Task description = Please return every line in the entries below with the word "sender" in it.

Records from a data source
★ ★ ★ ★ ★ ★ ★

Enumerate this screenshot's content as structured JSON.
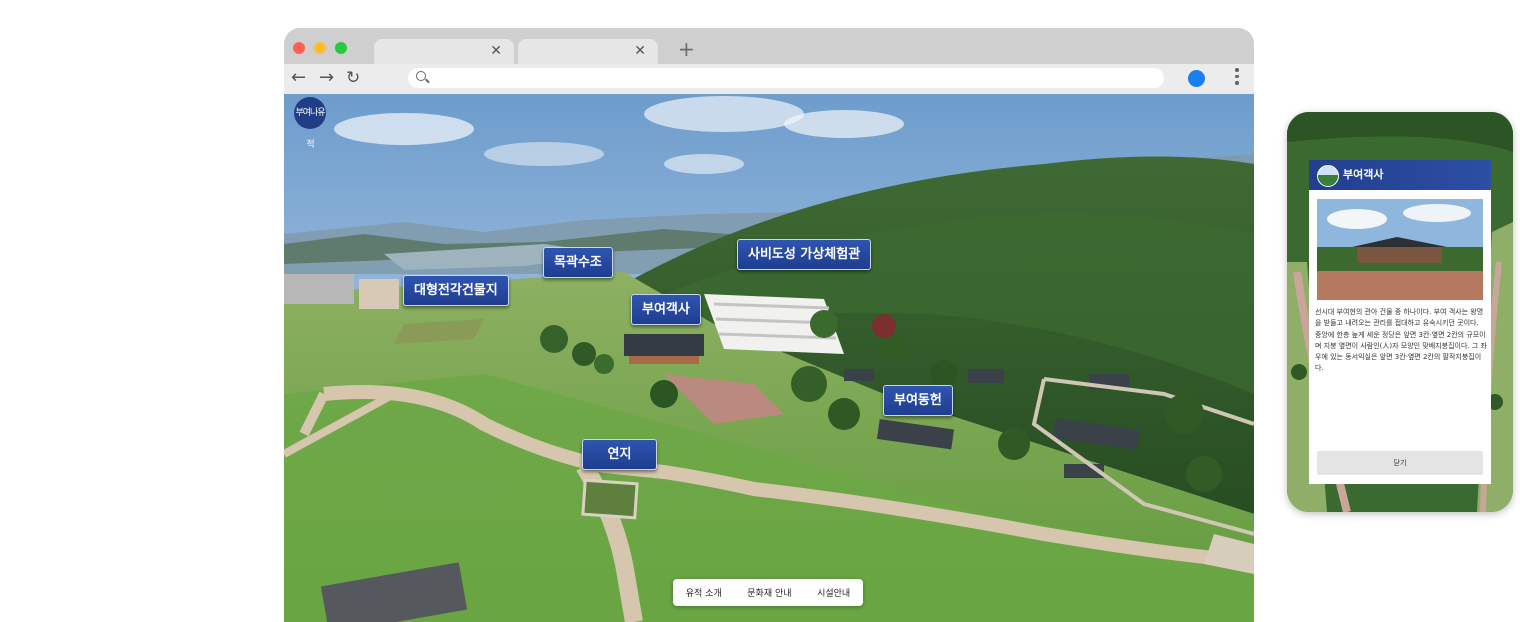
{
  "browser": {
    "tabs": [
      {
        "title": "",
        "close_icon": "close-icon"
      },
      {
        "title": "",
        "close_icon": "close-icon"
      }
    ],
    "new_tab_icon": "plus-icon",
    "address_bar": {
      "value": "",
      "placeholder": ""
    },
    "nav_icons": [
      "arrow-left-icon",
      "arrow-right-icon",
      "reload-icon"
    ],
    "traffic_light_colors": [
      "#ff5f57",
      "#febc2e",
      "#28c840"
    ],
    "profile_color": "#1a7ff0"
  },
  "site": {
    "logo_text": "부여나유적",
    "map_labels": [
      {
        "id": "sabi",
        "text": "사비도성 가상체험관"
      },
      {
        "id": "mokgwak",
        "text": "목곽수조"
      },
      {
        "id": "daehyeong",
        "text": "대형전각건물지"
      },
      {
        "id": "gaeksa",
        "text": "부여객사"
      },
      {
        "id": "donghyeon",
        "text": "부여동헌"
      },
      {
        "id": "yeonji",
        "text": "연지"
      }
    ],
    "bottom_menu": [
      "유적 소개",
      "문화재 안내",
      "시설안내"
    ],
    "label_color": "#2446a0"
  },
  "mobile": {
    "modal": {
      "title": "부여객사",
      "description": "선시대 부여현의 관아 건물 중 하나이다. 부여 객사는 왕명을 받들고 내려오는 관리를 접대하고 유숙시키던 곳이다. 중앙에 한층 높게 세운 정당은 앞면 3칸·옆면 2칸의 규모이며 지붕 옆면이 사람인(人)자 모양인 맞배지붕집이다. 그 좌우에 있는 동서익실은 앞면 3칸·옆면 2칸의 팔작지붕집이다.",
      "close_label": "닫기"
    }
  }
}
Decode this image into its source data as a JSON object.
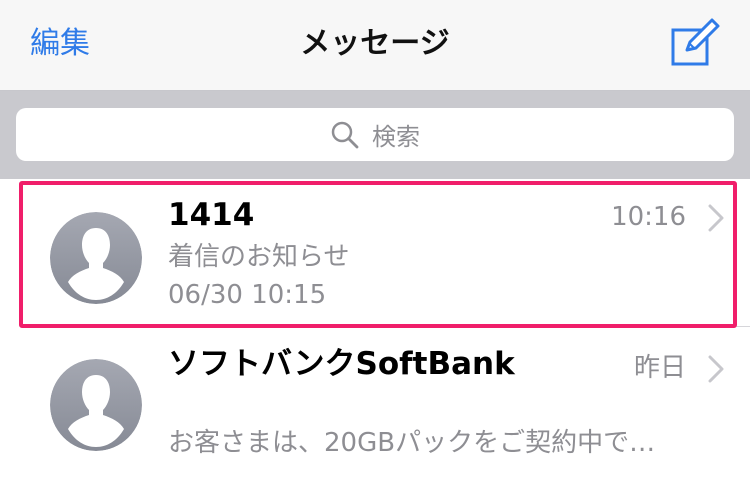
{
  "navbar": {
    "edit_label": "編集",
    "title": "メッセージ",
    "compose_icon": "compose-icon"
  },
  "search": {
    "placeholder": "検索",
    "icon": "search-icon"
  },
  "conversations": [
    {
      "sender": "1414",
      "time": "10:16",
      "preview_lines": [
        "着信のお知らせ",
        "06/30 10:15"
      ],
      "highlighted": true
    },
    {
      "sender": "ソフトバンクSoftBank",
      "time": "昨日",
      "preview_lines": [
        "お客さまは、20GBパックをご契約中で…"
      ],
      "highlighted": false
    }
  ],
  "colors": {
    "accent": "#2f7be8",
    "highlight": "#f01e6a",
    "secondary_text": "#8e8e93"
  }
}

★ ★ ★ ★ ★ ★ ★

Answer =
      "sender": "1414",
      "sender": "ソフトバンクSoftBank",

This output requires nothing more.